Lesson 9.2: Vectors
single-barbed right arrow
expression directly above
bold symbol indicator
bar under previous item
bar over previous item
single right-pointing arrow over previous item
The scope of a level change indicator is the next item. Braille grouping indicators must be used to enclose an expression that includes more than one item. An arrow is considered one item and does not require grouping symbols.
When complex algebraic equations contain indicators such as superscript, subscript, fractions, radicals, and/or letters standing alone, it is best to enclose them in grade 1 passage indicators to ensure the symbols are well defined without the need for grade 1 symbol indicators. When a complex expression is comprised of a single symbol sequence, a grade 1 word indicator will be enough to ensure that the various indicators are well defined without the need for grade 1 symbol indicators. The arrow indicator must be in grade 1 mode because it also has a grade 2 meaning.
In braille, each row of a matrix begins with the enlarged opening grouping symbol and ends with the enlarged closing grouping symbol. The enlarged grouping symbols must be aligned vertically, with the columns left adjusted.
A vector is an object having direction as well as magnitude, especially in determining the position of one point in space relative to another. Vectors are written in a number of ways. The most common way is to write the letters of the vectors head and tail with an arrow directly above the letters. The type of arrow used in this notation can be a single-barbed arrow with the barb to the right and on top of the shaft, or a standard-right pointing arrow with a full barb. The most common usage is the single barbed arrow. This requires the use of the expression directly above indicator followed by the symbols that form the arrow. A single-barbed arrow with the barb to the right and on top of the shaft uses four cells. The arrow indicator in cell one is dots one two five six; the regular barb, upper half, in line is dot four, dots one two three five; and the closing indicator to indicate the line of direction is dots one three five. The arrow indicator requires grade 1 mode.
When the vector is written with a standard right-pointing arrow above the letters, the simple right-pointing arrow directly above previous item (dots four five, dots one five six) can be used in braille.
Vectors are also frequently denoted by boldface type, with or without the arrow above. Boldface is only used in braille if it is the only method used to identify the vector.
Vectors can be written within a single row or single column matrix, called row vectors or column vectors. Follow formatting rules for matrices and use the appropriate enlarged grouping signs.
In Example 2, the letters appear in boldface type with the single barbed arrow above them. Boldface indicators are not used in braille because the arrows are also present.
vector bold o plus vector bold p
In Example 3, the letter representing the vector appears in boldface type. Since boldface is the only method used to identify the letter as a vector, the bold symbol indicator is used in braille.
bold a=(7, 3)
vector v equals the square root of a squared plus b squared
vector p equals two thirds open parenthesis vector r minus vector t close parenthesis
In Examples 6 through 8 the only symbols requiring grade 1 mode are on the left side of the equation.
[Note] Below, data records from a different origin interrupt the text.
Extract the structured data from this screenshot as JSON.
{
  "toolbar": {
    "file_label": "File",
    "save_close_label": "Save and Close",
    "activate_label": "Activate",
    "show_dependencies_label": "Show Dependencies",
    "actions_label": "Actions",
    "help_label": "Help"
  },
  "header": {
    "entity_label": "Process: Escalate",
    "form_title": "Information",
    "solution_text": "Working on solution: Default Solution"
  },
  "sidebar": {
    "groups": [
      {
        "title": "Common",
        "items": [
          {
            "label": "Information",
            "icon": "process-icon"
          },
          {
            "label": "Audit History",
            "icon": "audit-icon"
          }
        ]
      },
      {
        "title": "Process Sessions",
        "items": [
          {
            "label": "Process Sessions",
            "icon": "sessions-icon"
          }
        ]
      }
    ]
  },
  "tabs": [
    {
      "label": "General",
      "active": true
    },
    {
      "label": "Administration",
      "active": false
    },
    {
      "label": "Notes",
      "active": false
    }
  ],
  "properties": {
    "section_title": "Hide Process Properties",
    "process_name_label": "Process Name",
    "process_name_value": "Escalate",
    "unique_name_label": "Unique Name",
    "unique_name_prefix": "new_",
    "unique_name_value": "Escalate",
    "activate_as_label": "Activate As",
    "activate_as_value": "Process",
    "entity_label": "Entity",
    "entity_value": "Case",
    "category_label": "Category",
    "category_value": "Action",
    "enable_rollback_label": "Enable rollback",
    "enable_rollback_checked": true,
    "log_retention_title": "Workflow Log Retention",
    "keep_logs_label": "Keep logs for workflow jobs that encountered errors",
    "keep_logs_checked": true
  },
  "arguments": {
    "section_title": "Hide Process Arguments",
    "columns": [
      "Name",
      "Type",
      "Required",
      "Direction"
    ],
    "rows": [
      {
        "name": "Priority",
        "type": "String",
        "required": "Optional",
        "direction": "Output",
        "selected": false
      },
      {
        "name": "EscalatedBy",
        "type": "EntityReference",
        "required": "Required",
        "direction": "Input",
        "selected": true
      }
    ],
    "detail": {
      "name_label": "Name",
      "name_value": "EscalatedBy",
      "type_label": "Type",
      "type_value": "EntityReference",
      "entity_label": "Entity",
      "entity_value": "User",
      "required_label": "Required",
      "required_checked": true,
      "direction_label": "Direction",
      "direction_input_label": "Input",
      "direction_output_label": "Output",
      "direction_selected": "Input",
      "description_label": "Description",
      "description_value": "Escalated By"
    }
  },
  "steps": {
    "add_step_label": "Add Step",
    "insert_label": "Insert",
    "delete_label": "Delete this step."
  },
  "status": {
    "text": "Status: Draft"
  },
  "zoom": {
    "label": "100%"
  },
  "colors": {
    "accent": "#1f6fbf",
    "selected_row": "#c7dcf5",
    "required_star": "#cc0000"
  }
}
Grade 1 word indicators are used.
vector v=(5, 0)
vector v=matrix in brackets with the first row 5 and second row 0
vector a=matrix in brackets with the first row 6 and second row -2